- [What needs to be done] Repeat every entry below exactly.

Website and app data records
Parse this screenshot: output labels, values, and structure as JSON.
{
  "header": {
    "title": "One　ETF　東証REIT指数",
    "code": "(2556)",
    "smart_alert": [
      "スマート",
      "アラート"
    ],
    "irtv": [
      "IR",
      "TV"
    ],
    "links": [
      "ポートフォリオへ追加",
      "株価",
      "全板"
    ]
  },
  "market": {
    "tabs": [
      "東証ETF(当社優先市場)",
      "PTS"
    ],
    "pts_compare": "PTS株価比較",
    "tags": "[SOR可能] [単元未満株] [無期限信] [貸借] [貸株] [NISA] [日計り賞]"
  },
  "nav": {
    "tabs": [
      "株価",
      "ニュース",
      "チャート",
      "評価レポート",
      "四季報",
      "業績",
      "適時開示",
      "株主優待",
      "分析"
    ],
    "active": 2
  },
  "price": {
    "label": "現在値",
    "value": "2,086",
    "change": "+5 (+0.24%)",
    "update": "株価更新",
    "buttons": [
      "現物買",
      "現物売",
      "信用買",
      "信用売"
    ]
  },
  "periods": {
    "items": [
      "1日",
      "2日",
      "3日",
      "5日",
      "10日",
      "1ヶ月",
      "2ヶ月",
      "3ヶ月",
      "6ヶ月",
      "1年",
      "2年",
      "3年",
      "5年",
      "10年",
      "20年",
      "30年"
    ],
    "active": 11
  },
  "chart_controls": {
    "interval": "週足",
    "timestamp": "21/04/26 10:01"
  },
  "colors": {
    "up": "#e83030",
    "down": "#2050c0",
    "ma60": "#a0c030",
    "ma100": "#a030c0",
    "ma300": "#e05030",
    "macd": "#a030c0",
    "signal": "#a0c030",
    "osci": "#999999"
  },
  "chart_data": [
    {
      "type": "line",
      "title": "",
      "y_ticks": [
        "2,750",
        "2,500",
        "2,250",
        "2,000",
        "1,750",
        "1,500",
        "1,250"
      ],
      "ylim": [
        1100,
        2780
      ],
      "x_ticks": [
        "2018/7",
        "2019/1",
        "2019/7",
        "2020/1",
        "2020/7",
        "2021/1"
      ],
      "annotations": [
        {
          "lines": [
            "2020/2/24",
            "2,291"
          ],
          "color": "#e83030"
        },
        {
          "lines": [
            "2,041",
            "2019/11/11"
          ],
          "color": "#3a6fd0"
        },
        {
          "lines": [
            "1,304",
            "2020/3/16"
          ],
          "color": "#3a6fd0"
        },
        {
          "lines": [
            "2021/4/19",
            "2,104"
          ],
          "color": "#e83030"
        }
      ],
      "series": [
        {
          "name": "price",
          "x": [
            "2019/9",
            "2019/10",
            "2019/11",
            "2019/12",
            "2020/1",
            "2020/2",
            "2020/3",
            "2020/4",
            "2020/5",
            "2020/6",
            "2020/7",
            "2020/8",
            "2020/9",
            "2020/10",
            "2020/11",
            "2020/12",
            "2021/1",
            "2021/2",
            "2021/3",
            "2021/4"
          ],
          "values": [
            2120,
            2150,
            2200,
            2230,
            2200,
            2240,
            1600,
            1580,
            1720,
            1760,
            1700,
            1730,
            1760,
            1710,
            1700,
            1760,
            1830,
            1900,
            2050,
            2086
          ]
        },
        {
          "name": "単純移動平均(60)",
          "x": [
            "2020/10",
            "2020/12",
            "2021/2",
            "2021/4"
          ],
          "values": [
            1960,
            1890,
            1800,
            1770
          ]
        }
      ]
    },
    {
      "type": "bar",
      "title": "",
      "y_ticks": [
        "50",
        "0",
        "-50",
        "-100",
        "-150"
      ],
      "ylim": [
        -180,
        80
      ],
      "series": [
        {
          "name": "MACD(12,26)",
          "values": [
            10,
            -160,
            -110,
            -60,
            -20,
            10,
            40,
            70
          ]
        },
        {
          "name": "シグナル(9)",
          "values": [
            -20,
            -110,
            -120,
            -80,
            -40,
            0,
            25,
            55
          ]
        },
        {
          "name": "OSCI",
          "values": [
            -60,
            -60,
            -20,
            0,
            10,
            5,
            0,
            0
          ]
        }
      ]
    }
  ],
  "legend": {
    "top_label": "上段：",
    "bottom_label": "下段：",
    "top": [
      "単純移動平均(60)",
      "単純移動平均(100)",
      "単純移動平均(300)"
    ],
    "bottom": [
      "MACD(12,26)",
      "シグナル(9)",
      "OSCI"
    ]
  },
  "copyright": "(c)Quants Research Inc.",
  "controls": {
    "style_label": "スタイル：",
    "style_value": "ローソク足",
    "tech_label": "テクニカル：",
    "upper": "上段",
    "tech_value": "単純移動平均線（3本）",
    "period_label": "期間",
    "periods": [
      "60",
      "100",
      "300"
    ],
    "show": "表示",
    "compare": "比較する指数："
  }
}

- [Task result]
Parse this screenshot: output labels, values, and structure as JSON.
{
  "header": {
    "title": "One　ETF　東証REIT指数",
    "code": "(2556)",
    "smart_alert": [
      "スマート",
      "アラート"
    ],
    "irtv": [
      "IR",
      "TV"
    ],
    "links": [
      "ポートフォリオへ追加",
      "株価",
      "全板"
    ]
  },
  "market": {
    "tabs": [
      "東証ETF(当社優先市場)",
      "PTS"
    ],
    "pts_compare": "PTS株価比較",
    "tags": "[SOR可能] [単元未満株] [無期限信] [貸借] [貸株] [NISA] [日計り賞]"
  },
  "nav": {
    "tabs": [
      "株価",
      "ニュース",
      "チャート",
      "評価レポート",
      "四季報",
      "業績",
      "適時開示",
      "株主優待",
      "分析"
    ],
    "active": 2
  },
  "price": {
    "label": "現在値",
    "value": "2,086",
    "change": "+5 (+0.24%)",
    "update": "株価更新",
    "buttons": [
      "現物買",
      "現物売",
      "信用買",
      "信用売"
    ]
  },
  "periods": {
    "items": [
      "1日",
      "2日",
      "3日",
      "5日",
      "10日",
      "1ヶ月",
      "2ヶ月",
      "3ヶ月",
      "6ヶ月",
      "1年",
      "2年",
      "3年",
      "5年",
      "10年",
      "20年",
      "30年"
    ],
    "active": 11
  },
  "chart_controls": {
    "interval": "週足",
    "timestamp": "21/04/26 10:01"
  },
  "colors": {
    "up": "#e83030",
    "down": "#2050c0",
    "ma60": "#a0c030",
    "ma100": "#a030c0",
    "ma300": "#e05030",
    "macd": "#a030c0",
    "signal": "#a0c030",
    "osci": "#999999"
  },
  "chart_data": [
    {
      "type": "line",
      "title": "",
      "y_ticks": [
        "2,750",
        "2,500",
        "2,250",
        "2,000",
        "1,750",
        "1,500",
        "1,250"
      ],
      "ylim": [
        1100,
        2780
      ],
      "x_ticks": [
        "2018/7",
        "2019/1",
        "2019/7",
        "2020/1",
        "2020/7",
        "2021/1"
      ],
      "annotations": [
        {
          "lines": [
            "2020/2/24",
            "2,291"
          ],
          "color": "#e83030"
        },
        {
          "lines": [
            "2,041",
            "2019/11/11"
          ],
          "color": "#3a6fd0"
        },
        {
          "lines": [
            "1,304",
            "2020/3/16"
          ],
          "color": "#3a6fd0"
        },
        {
          "lines": [
            "2021/4/19",
            "2,104"
          ],
          "color": "#e83030"
        }
      ],
      "series": [
        {
          "name": "price",
          "x": [
            "2019/9",
            "2019/10",
            "2019/11",
            "2019/12",
            "2020/1",
            "2020/2",
            "2020/3",
            "2020/4",
            "2020/5",
            "2020/6",
            "2020/7",
            "2020/8",
            "2020/9",
            "2020/10",
            "2020/11",
            "2020/12",
            "2021/1",
            "2021/2",
            "2021/3",
            "2021/4"
          ],
          "values": [
            2120,
            2150,
            2200,
            2230,
            2200,
            2240,
            1600,
            1580,
            1720,
            1760,
            1700,
            1730,
            1760,
            1710,
            1700,
            1760,
            1830,
            1900,
            2050,
            2086
          ]
        },
        {
          "name": "単純移動平均(60)",
          "x": [
            "2020/10",
            "2020/12",
            "2021/2",
            "2021/4"
          ],
          "values": [
            1960,
            1890,
            1800,
            1770
          ]
        }
      ]
    },
    {
      "type": "bar",
      "title": "",
      "y_ticks": [
        "50",
        "0",
        "-50",
        "-100",
        "-150"
      ],
      "ylim": [
        -180,
        80
      ],
      "series": [
        {
          "name": "MACD(12,26)",
          "values": [
            10,
            -160,
            -110,
            -60,
            -20,
            10,
            40,
            70
          ]
        },
        {
          "name": "シグナル(9)",
          "values": [
            -20,
            -110,
            -120,
            -80,
            -40,
            0,
            25,
            55
          ]
        },
        {
          "name": "OSCI",
          "values": [
            -60,
            -60,
            -20,
            0,
            10,
            5,
            0,
            0
          ]
        }
      ]
    }
  ],
  "legend": {
    "top_label": "上段：",
    "bottom_label": "下段：",
    "top": [
      "単純移動平均(60)",
      "単純移動平均(100)",
      "単純移動平均(300)"
    ],
    "bottom": [
      "MACD(12,26)",
      "シグナル(9)",
      "OSCI"
    ]
  },
  "copyright": "(c)Quants Research Inc.",
  "controls": {
    "style_label": "スタイル：",
    "style_value": "ローソク足",
    "tech_label": "テクニカル：",
    "upper": "上段",
    "tech_value": "単純移動平均線（3本）",
    "period_label": "期間",
    "periods": [
      "60",
      "100",
      "300"
    ],
    "show": "表示",
    "compare": "比較する指数："
  }
}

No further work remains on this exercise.